Pankaj Kumar Mullick and Rabindrasangeet
“All those lyrics of mine that I will not get the opportunity to set tune to during my lifetime, I leave to you to embellish them with your music – Rabindranath Tagore to Pankaj Kumar Mullick (Jorasanko Thakurbari, 1937).”
The incident that prompted this emotional reaction in Tagore is now a part of the legend of Bengali culture:
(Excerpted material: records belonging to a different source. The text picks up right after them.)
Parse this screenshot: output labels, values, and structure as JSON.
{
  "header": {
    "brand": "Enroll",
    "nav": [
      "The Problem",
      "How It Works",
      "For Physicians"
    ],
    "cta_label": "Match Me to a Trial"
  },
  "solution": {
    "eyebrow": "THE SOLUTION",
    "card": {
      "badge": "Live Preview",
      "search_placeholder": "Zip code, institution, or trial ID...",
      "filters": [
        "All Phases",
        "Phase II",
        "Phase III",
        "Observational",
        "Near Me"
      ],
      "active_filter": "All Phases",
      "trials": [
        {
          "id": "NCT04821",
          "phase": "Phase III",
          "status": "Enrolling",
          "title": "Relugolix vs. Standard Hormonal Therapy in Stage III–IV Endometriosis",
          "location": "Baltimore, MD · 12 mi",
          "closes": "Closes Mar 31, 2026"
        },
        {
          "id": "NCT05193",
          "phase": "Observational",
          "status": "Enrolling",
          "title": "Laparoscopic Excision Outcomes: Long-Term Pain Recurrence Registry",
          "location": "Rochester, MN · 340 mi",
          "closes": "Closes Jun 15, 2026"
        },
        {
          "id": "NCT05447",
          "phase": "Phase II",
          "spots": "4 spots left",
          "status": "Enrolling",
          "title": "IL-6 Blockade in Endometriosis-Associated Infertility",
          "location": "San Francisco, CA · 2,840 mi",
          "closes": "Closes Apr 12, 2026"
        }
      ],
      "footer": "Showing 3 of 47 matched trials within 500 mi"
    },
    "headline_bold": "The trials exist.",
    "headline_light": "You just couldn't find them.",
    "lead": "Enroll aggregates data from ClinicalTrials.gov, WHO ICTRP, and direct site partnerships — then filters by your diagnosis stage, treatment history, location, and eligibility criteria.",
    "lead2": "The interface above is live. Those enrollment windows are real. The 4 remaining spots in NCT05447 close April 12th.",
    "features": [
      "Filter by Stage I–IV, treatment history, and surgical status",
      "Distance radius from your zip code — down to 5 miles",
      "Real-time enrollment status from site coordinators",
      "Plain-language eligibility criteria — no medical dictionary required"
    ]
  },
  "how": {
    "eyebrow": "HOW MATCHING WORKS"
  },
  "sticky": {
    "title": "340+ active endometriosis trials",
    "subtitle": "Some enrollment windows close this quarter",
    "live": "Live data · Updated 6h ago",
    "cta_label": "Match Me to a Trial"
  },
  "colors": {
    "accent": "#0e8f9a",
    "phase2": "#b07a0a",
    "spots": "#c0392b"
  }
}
It was during the making of the movie Mukti, in 1937 that Pankaj Kumar Mullick, the film’s music director had gone to meet Tagore to seek his permission to use the song Diner Sheshey Ghumer Deshey in the film. The lyrics for this song were by Tagore but its music was not – it was in fact composed by Mullick many years prior to the movie. He had been unofficially singing the song at various gatherings but never in public. However when it came to using it in a movie, Tagore’s permission was an absolute necessity because Tagore’s songs (popularly known as Rabindrasangeets) and his poems – then, as it is now – were sacrosanct and nobody apart from Tagore had any right whatsoever to tinker with them let alone set tune to them. Given this scenario, Mullick set up an appointment with Tagore and with great trepidation rendered the song in Tagore’s presence. Mullick had no idea how Tagore would react to such a situation and he feared the worst – that Tagore would get upset with him and forbid him to sing the song ever again let alone use it in the movie. But what unfolded was absolutely contrary to his fears. Tagore was so overwhelmed on hearing the song that he embraced Mullick and uttered the words that gave Mullick the rare distinction of being the only composer allowed by Tagore to set tunes to his lyrics. In this manner Mullick was adorned with the unofficial title of being the ‘First Man of Rabindrasangeet’ – an epithet he aptly justified by making it his life’s mission to popularize the songs of Tagore among the masses. He not only pioneered the use of the medium of films but also that of radio apart from stage performances to free Rabindrasangeet from the shackles of elitism and let it loose among the music loving masses of Bengal. He was also the first person to sing Rabindrasangeets in Hindi, Gujarati and Tamil in an attempt to spread the magic of Tagore’s compositions among the non-Bengali speaking audience as well. Given the scale of popularity that Rabindrasangeets have reached today it can be said without any doubt that Tagore and Pankaj Mullick were kindred spirits – one meant for the other in this vast universe of eternal music.